Other nearby markers. At least 8 other markers are within 5 miles of this marker, measured as the crow flies. Lancaster County / Richmond County (approx. 2.1 miles away); Trade Routes (approx. 2.3 miles away); Birthplace of Washington’s Mother (approx. 2.8 miles away); St. Mary’s White Chapel (approx. 3.4 miles away); St. Mary’s Whitechapel (approx. 3.8 miles away); Queenstown Cyrus Griffin’s Birthplace (approx. 4.5 miles away); Northern Neck Industrial Academy (approx. 4.5 miles away).
Also see . . . Steamboat Service on the Rappahannock River 1828–1937. “George Weems established service on the Rappahanock River in 1828 with the steamer Patuxent. George’s son Mason L. Weems (pictured on the left) took over for his father and became the master of steamers on the Patuxent and Rappahannnoock for many years. The service provided transport of both freight and passengers to and from Baltimore, Norfolk and Washington, DC. In 1829 The Baltimore and Rappahannock Steam Packet Company was formed and also began service on the Rappahannock with two steamers, the Rappahannock and the Fredericksburg. Competition was stiff and companies like the Rappahannock Steam Packet Company and then latter the Maryland and Virginia Steam Packet Company that was formed in 1847 ultimately gave in to bankruptcy leaving the Weems line as the operator. The Weems line remained in service up until 1904 when it was sold to the Pennsylvania Railroad.” (Submitted on November 2, 2009.)
Entry in the 1915 book Historic
“Major Ball was succeeded at Bewdley by his son Colonel James Ball (1718–1789), who was many years a member of the Virginia House of Delegates and also a member of the [Virginia Ratifying] Convention of 1788 [for the ratification of the U.S. Constitution]. His son and Heir, Colonel James Ball (1755–1825), of Bewdley, was likewise frequently in the House of Delegates. Among the sons of this last named Colonel Ball was William Lee Ball, for several terms a member of Congress.
“A recent owner of Bewdley was Captain James Kendall Ball, of the 9th Virginia Cavalry, Confederate States Army.”

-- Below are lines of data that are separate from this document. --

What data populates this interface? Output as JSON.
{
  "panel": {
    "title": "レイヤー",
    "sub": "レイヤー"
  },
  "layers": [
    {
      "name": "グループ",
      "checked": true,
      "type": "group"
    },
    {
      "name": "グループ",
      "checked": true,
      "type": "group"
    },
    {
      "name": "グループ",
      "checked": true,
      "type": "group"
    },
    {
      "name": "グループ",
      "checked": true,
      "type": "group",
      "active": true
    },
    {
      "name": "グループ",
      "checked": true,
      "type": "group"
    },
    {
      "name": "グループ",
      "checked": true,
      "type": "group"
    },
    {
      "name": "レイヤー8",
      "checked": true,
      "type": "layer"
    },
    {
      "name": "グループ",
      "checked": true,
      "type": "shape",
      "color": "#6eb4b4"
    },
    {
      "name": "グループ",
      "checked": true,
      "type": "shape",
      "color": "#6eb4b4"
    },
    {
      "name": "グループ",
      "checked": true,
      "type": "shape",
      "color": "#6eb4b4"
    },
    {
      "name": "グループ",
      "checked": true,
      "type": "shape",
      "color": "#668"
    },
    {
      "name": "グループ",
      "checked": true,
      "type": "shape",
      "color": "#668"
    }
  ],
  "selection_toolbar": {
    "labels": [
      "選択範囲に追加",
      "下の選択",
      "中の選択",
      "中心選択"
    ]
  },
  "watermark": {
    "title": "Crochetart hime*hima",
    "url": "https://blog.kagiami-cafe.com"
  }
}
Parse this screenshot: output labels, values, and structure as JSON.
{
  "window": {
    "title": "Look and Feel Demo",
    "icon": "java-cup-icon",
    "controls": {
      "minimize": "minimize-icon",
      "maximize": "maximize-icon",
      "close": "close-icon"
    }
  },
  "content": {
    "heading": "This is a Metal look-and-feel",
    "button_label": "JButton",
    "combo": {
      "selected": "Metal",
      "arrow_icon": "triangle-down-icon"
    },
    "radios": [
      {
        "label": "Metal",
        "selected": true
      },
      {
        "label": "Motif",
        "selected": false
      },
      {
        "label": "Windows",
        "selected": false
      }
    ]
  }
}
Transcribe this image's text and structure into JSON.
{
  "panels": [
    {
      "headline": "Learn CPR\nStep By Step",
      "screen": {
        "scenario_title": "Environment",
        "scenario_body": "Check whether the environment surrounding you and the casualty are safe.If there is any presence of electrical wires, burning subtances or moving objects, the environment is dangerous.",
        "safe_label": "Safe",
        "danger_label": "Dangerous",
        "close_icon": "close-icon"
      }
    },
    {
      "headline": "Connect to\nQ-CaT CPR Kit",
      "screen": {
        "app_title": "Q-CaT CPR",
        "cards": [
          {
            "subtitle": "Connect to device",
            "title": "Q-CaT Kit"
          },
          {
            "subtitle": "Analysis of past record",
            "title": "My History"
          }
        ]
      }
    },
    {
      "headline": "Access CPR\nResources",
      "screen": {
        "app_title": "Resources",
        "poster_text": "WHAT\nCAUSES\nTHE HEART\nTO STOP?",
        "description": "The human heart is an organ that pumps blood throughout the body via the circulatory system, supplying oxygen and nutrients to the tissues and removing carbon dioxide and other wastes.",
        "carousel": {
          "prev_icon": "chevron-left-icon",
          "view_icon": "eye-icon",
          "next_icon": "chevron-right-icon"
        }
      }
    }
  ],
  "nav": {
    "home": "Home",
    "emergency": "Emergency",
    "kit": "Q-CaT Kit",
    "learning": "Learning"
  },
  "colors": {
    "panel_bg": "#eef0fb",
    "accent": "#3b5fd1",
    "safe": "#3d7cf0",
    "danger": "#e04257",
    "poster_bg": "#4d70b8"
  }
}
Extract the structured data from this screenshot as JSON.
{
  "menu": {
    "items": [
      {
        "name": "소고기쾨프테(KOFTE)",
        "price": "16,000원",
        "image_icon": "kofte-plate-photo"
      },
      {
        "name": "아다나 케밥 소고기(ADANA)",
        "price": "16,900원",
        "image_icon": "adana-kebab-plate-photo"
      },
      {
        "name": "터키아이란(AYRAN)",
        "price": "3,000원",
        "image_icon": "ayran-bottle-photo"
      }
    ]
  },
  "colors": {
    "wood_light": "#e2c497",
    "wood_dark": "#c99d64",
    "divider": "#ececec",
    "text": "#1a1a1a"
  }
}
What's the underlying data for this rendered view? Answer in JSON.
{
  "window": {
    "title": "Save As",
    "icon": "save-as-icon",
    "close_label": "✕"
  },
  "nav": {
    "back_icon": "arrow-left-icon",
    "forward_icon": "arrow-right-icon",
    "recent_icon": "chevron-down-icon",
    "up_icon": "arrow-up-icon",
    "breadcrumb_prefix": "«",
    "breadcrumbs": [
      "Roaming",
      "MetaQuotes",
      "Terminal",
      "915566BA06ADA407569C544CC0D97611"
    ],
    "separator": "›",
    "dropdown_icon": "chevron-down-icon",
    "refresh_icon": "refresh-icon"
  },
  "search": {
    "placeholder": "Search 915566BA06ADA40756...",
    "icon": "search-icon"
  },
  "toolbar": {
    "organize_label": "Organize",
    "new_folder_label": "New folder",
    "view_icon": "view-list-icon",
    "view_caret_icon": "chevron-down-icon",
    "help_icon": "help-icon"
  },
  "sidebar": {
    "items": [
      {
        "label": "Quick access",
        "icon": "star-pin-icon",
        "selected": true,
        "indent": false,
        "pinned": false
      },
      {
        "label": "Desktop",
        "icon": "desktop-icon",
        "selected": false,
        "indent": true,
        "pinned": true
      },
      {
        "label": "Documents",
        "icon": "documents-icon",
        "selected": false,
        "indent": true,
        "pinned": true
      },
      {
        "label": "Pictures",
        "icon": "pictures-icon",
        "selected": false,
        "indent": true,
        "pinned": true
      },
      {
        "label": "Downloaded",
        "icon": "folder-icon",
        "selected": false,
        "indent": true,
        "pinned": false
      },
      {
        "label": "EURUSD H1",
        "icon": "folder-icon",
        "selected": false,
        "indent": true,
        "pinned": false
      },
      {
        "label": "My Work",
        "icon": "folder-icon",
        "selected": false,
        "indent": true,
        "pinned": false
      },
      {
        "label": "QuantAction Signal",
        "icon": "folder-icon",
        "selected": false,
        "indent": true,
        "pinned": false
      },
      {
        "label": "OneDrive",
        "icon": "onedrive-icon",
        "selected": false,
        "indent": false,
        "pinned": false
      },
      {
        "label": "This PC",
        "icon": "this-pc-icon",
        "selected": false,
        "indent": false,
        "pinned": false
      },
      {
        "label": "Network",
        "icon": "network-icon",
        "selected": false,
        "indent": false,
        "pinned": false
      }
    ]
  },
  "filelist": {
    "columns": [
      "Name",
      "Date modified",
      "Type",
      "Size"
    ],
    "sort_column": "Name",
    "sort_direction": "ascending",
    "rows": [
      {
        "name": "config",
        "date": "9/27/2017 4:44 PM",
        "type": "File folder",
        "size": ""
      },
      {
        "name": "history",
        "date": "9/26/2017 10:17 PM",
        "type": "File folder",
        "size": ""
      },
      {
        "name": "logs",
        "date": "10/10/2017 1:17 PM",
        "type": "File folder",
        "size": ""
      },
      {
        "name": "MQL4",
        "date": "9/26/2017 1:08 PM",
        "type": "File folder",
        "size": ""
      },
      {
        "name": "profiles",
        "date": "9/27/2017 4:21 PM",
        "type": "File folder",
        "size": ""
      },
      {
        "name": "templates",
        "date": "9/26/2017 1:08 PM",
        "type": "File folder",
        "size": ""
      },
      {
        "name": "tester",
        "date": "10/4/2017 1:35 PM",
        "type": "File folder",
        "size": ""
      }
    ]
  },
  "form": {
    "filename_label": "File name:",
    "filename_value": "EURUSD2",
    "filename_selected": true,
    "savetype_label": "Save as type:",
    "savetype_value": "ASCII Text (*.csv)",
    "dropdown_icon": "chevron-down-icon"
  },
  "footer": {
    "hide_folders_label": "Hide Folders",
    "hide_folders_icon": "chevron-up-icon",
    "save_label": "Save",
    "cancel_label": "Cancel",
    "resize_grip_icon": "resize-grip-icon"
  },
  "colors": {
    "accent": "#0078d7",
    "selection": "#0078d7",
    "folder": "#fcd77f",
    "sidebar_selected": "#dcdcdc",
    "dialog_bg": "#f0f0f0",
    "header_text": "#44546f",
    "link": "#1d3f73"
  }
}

— Submitted November 2, 2009.
Categories. • Colonial Era • Notable Buildings •
Credits. This page was last revised on June 16, 2016. This page originally submitted on November 2, 2009, by J. J. Prats of Springfield, Virginia. This page has been viewed 1,395 times since then and 42 times this year. Photos: 1, 2, 3. submitted on November 2, 2009, by J. J. Prats of Springfield, Virginia.
Editor’s want-list for this marker. Better old photographs of Bewdley • Current photo of the remaining chimney • Can you help?